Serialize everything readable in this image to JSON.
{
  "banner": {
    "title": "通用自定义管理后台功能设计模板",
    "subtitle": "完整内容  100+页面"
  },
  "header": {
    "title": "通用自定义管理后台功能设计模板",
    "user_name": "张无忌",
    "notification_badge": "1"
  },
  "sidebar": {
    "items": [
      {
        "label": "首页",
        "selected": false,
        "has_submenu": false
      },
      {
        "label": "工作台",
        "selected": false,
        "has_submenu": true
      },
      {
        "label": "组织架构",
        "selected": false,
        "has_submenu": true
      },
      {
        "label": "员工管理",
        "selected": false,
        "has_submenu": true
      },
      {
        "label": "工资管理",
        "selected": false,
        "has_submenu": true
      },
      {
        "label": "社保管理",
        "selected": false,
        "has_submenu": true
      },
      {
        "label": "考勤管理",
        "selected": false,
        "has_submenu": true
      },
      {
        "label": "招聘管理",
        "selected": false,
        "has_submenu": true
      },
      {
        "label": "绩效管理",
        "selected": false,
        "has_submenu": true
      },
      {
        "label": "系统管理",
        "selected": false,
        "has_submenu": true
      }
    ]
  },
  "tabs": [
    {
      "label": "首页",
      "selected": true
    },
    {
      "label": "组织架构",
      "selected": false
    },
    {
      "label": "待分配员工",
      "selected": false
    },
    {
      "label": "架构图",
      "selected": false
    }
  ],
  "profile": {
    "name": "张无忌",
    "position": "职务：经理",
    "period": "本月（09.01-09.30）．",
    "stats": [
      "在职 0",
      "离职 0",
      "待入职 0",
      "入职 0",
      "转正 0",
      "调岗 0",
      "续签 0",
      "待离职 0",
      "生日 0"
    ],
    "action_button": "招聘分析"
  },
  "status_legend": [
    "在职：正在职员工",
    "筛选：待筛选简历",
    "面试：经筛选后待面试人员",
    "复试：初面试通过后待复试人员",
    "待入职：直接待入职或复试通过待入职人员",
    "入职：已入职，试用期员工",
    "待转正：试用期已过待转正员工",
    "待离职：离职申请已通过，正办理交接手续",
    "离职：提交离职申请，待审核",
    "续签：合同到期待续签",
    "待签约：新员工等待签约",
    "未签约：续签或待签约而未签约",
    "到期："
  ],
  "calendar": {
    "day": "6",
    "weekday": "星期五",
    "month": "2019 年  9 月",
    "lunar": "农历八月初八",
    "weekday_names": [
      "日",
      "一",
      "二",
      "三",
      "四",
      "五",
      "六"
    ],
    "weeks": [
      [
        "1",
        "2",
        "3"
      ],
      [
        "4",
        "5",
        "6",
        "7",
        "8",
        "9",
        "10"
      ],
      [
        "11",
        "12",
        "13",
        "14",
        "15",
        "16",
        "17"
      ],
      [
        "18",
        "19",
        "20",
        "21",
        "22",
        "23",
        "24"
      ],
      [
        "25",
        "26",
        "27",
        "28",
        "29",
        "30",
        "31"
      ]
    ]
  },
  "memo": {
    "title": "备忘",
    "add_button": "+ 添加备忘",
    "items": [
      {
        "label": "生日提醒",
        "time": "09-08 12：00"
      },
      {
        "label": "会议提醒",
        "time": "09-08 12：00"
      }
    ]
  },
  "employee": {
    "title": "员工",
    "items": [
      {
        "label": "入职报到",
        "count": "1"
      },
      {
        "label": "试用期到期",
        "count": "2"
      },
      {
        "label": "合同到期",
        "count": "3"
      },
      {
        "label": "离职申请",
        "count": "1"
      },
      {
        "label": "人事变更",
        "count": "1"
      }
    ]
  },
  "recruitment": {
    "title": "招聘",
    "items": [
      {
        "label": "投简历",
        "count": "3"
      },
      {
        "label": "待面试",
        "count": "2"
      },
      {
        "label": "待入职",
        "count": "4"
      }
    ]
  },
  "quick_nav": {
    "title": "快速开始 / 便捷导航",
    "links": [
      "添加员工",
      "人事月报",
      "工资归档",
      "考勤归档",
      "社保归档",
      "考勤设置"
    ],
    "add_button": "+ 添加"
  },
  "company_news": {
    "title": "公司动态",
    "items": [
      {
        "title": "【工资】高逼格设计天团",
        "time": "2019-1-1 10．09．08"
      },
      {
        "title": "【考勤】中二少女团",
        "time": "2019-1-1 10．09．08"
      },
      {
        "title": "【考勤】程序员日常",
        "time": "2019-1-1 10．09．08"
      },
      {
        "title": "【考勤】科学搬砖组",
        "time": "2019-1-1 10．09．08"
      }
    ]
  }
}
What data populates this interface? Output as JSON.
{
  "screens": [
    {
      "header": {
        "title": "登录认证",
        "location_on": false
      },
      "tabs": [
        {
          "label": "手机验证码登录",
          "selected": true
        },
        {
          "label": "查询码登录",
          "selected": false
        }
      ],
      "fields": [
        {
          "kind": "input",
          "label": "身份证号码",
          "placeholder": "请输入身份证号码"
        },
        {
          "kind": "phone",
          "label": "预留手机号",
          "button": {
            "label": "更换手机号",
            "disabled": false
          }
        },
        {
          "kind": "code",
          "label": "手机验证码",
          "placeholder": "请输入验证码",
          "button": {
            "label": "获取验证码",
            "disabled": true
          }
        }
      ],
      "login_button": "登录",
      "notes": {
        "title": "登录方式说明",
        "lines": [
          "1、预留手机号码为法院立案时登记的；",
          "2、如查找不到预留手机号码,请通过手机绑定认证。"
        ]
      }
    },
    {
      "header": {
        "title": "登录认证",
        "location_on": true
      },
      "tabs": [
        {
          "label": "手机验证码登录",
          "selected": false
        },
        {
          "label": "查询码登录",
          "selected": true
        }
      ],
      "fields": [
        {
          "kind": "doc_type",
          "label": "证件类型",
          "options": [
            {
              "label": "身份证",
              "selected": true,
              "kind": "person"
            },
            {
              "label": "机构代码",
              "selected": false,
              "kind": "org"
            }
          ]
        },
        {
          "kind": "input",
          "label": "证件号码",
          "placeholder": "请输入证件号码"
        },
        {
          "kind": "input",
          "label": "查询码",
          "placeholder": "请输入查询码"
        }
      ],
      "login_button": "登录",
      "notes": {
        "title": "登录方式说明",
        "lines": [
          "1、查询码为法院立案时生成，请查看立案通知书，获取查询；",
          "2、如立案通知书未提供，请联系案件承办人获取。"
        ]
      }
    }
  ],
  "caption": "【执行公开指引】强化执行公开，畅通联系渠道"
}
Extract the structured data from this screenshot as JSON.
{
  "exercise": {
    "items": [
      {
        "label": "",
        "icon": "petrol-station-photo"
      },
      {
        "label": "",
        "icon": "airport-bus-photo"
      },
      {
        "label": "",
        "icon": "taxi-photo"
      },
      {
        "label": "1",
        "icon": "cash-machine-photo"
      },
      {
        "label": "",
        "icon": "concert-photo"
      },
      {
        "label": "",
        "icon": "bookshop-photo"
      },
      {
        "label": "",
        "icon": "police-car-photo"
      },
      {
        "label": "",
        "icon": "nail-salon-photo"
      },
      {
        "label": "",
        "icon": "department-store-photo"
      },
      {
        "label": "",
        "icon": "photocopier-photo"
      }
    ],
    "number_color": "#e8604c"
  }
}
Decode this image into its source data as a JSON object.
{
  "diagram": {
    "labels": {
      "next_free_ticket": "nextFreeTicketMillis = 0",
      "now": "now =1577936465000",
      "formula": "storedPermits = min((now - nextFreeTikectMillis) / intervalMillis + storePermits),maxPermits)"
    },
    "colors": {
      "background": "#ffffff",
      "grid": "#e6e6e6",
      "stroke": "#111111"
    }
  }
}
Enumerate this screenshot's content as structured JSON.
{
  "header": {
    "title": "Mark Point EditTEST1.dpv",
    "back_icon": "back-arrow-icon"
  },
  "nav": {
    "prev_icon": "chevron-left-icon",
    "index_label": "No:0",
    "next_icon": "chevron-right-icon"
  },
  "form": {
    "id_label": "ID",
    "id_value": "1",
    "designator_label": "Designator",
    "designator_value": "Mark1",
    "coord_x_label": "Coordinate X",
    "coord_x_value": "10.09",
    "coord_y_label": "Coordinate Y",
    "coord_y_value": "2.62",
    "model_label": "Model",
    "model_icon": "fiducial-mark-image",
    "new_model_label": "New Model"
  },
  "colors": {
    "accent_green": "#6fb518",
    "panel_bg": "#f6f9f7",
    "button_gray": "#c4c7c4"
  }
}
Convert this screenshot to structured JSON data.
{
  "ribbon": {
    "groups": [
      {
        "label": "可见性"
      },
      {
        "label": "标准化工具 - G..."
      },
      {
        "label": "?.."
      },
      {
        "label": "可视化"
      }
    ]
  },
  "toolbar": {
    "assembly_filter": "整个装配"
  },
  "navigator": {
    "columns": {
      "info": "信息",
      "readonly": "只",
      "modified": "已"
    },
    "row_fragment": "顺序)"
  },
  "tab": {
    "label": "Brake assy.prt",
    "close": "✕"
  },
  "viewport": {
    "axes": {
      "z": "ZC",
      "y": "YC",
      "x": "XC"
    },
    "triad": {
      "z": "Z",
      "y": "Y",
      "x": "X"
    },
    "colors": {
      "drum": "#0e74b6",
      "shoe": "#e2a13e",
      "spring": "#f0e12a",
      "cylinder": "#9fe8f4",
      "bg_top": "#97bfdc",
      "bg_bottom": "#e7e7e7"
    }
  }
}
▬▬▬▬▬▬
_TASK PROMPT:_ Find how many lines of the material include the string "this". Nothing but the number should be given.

_ANSWER BOX:_ 6